━━ DATA TO PROCESS
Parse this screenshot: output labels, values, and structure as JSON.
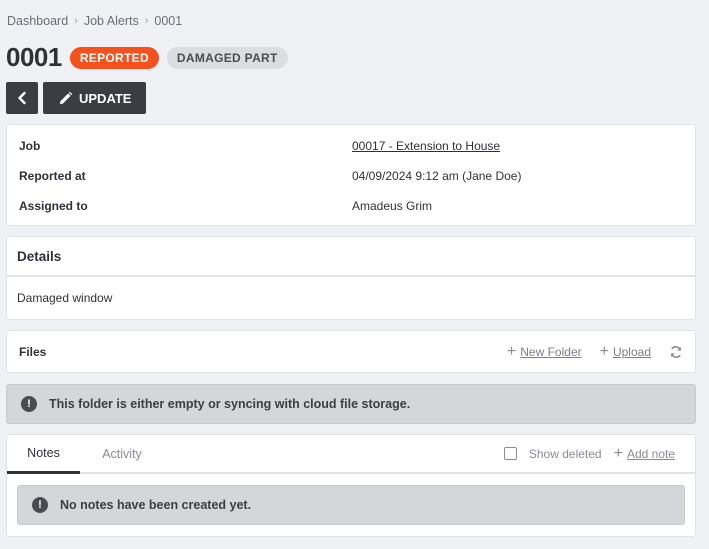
{
  "breadcrumb": [
    "Dashboard",
    "Job Alerts",
    "0001"
  ],
  "title": "0001",
  "badges": {
    "status": "REPORTED",
    "category": "DAMAGED PART"
  },
  "actions": {
    "update_label": "UPDATE"
  },
  "info": {
    "job_label": "Job",
    "job_value": "00017 - Extension to House",
    "reported_label": "Reported at",
    "reported_value": "04/09/2024 9:12 am (Jane Doe)",
    "assigned_label": "Assigned to",
    "assigned_value": "Amadeus Grim"
  },
  "details": {
    "heading": "Details",
    "body": "Damaged window"
  },
  "files": {
    "title": "Files",
    "new_folder": "New Folder",
    "upload": "Upload",
    "empty_message": "This folder is either empty or syncing with cloud file storage."
  },
  "notes": {
    "tabs": [
      "Notes",
      "Activity"
    ],
    "show_deleted": "Show deleted",
    "add_note": "Add note",
    "empty_message": "No notes have been created yet."
  },
  "colors": {
    "accent": "#f4511e",
    "dark": "#3b3d42",
    "background": "#f0f1f4"
  },
  "icons": [
    "chevron-right-icon",
    "chevron-left-icon",
    "pencil-icon",
    "plus-icon",
    "refresh-icon",
    "exclamation-icon",
    "checkbox-icon"
  ]
}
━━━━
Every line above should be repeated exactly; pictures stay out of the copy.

Parse this screenshot: output labels, values, and structure as JSON.
{
  "breadcrumb": [
    "Dashboard",
    "Job Alerts",
    "0001"
  ],
  "title": "0001",
  "badges": {
    "status": "REPORTED",
    "category": "DAMAGED PART"
  },
  "actions": {
    "update_label": "UPDATE"
  },
  "info": {
    "job_label": "Job",
    "job_value": "00017 - Extension to House",
    "reported_label": "Reported at",
    "reported_value": "04/09/2024 9:12 am (Jane Doe)",
    "assigned_label": "Assigned to",
    "assigned_value": "Amadeus Grim"
  },
  "details": {
    "heading": "Details",
    "body": "Damaged window"
  },
  "files": {
    "title": "Files",
    "new_folder": "New Folder",
    "upload": "Upload",
    "empty_message": "This folder is either empty or syncing with cloud file storage."
  },
  "notes": {
    "tabs": [
      "Notes",
      "Activity"
    ],
    "show_deleted": "Show deleted",
    "add_note": "Add note",
    "empty_message": "No notes have been created yet."
  },
  "colors": {
    "accent": "#f4511e",
    "dark": "#3b3d42",
    "background": "#f0f1f4"
  },
  "icons": [
    "chevron-right-icon",
    "chevron-left-icon",
    "pencil-icon",
    "plus-icon",
    "refresh-icon",
    "exclamation-icon",
    "checkbox-icon"
  ]
}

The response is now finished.